*** Opening of MATERIAL SHOWN ***

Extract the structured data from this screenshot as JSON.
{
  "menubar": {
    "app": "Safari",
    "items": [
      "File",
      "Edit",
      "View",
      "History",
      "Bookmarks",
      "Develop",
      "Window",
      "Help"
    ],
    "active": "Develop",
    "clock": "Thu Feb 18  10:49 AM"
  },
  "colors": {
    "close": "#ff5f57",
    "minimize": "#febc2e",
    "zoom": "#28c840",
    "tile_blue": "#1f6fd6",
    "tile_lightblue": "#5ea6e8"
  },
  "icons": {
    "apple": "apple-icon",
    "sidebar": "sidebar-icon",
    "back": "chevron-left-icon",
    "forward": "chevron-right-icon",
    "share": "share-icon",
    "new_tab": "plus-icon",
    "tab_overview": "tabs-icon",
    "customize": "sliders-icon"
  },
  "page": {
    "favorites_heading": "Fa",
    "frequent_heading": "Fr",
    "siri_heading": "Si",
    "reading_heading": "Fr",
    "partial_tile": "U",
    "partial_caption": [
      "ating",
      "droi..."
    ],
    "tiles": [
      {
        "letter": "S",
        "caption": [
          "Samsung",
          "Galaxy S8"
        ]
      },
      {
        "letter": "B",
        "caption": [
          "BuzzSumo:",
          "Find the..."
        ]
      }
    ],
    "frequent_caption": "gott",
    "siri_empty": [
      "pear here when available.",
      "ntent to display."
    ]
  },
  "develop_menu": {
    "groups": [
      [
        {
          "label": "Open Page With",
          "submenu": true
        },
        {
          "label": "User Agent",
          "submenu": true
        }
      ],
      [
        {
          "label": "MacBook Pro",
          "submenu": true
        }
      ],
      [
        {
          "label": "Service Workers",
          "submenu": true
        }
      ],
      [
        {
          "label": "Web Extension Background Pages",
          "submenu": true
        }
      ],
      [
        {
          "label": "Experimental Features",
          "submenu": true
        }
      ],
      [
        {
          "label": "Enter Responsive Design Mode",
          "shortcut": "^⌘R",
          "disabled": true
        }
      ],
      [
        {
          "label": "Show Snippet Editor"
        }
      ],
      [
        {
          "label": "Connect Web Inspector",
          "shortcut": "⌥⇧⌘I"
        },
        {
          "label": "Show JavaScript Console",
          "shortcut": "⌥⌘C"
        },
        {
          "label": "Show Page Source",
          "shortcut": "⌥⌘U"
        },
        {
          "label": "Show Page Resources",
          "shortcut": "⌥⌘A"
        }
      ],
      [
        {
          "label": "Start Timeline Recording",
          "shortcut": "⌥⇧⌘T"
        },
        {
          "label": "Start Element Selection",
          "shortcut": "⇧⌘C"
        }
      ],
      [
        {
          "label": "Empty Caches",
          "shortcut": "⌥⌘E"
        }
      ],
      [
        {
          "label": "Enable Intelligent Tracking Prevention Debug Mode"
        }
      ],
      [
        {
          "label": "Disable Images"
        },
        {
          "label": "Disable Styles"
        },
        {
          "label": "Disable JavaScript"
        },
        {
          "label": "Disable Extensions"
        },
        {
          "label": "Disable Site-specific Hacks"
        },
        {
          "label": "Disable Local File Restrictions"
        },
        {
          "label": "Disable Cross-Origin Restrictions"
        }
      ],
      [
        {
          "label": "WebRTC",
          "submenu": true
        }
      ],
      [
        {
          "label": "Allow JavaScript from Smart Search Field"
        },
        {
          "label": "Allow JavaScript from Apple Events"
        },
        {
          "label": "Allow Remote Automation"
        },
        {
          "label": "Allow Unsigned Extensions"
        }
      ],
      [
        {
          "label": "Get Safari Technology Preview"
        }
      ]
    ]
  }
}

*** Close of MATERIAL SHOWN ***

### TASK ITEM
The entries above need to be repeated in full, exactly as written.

### EXERCISE OUTPUT
Extract the structured data from this screenshot as JSON.
{
  "menubar": {
    "app": "Safari",
    "items": [
      "File",
      "Edit",
      "View",
      "History",
      "Bookmarks",
      "Develop",
      "Window",
      "Help"
    ],
    "active": "Develop",
    "clock": "Thu Feb 18  10:49 AM"
  },
  "colors": {
    "close": "#ff5f57",
    "minimize": "#febc2e",
    "zoom": "#28c840",
    "tile_blue": "#1f6fd6",
    "tile_lightblue": "#5ea6e8"
  },
  "icons": {
    "apple": "apple-icon",
    "sidebar": "sidebar-icon",
    "back": "chevron-left-icon",
    "forward": "chevron-right-icon",
    "share": "share-icon",
    "new_tab": "plus-icon",
    "tab_overview": "tabs-icon",
    "customize": "sliders-icon"
  },
  "page": {
    "favorites_heading": "Fa",
    "frequent_heading": "Fr",
    "siri_heading": "Si",
    "reading_heading": "Fr",
    "partial_tile": "U",
    "partial_caption": [
      "ating",
      "droi..."
    ],
    "tiles": [
      {
        "letter": "S",
        "caption": [
          "Samsung",
          "Galaxy S8"
        ]
      },
      {
        "letter": "B",
        "caption": [
          "BuzzSumo:",
          "Find the..."
        ]
      }
    ],
    "frequent_caption": "gott",
    "siri_empty": [
      "pear here when available.",
      "ntent to display."
    ]
  },
  "develop_menu": {
    "groups": [
      [
        {
          "label": "Open Page With",
          "submenu": true
        },
        {
          "label": "User Agent",
          "submenu": true
        }
      ],
      [
        {
          "label": "MacBook Pro",
          "submenu": true
        }
      ],
      [
        {
          "label": "Service Workers",
          "submenu": true
        }
      ],
      [
        {
          "label": "Web Extension Background Pages",
          "submenu": true
        }
      ],
      [
        {
          "label": "Experimental Features",
          "submenu": true
        }
      ],
      [
        {
          "label": "Enter Responsive Design Mode",
          "shortcut": "^⌘R",
          "disabled": true
        }
      ],
      [
        {
          "label": "Show Snippet Editor"
        }
      ],
      [
        {
          "label": "Connect Web Inspector",
          "shortcut": "⌥⇧⌘I"
        },
        {
          "label": "Show JavaScript Console",
          "shortcut": "⌥⌘C"
        },
        {
          "label": "Show Page Source",
          "shortcut": "⌥⌘U"
        },
        {
          "label": "Show Page Resources",
          "shortcut": "⌥⌘A"
        }
      ],
      [
        {
          "label": "Start Timeline Recording",
          "shortcut": "⌥⇧⌘T"
        },
        {
          "label": "Start Element Selection",
          "shortcut": "⇧⌘C"
        }
      ],
      [
        {
          "label": "Empty Caches",
          "shortcut": "⌥⌘E"
        }
      ],
      [
        {
          "label": "Enable Intelligent Tracking Prevention Debug Mode"
        }
      ],
      [
        {
          "label": "Disable Images"
        },
        {
          "label": "Disable Styles"
        },
        {
          "label": "Disable JavaScript"
        },
        {
          "label": "Disable Extensions"
        },
        {
          "label": "Disable Site-specific Hacks"
        },
        {
          "label": "Disable Local File Restrictions"
        },
        {
          "label": "Disable Cross-Origin Restrictions"
        }
      ],
      [
        {
          "label": "WebRTC",
          "submenu": true
        }
      ],
      [
        {
          "label": "Allow JavaScript from Smart Search Field"
        },
        {
          "label": "Allow JavaScript from Apple Events"
        },
        {
          "label": "Allow Remote Automation"
        },
        {
          "label": "Allow Unsigned Extensions"
        }
      ],
      [
        {
          "label": "Get Safari Technology Preview"
        }
      ]
    ]
  }
}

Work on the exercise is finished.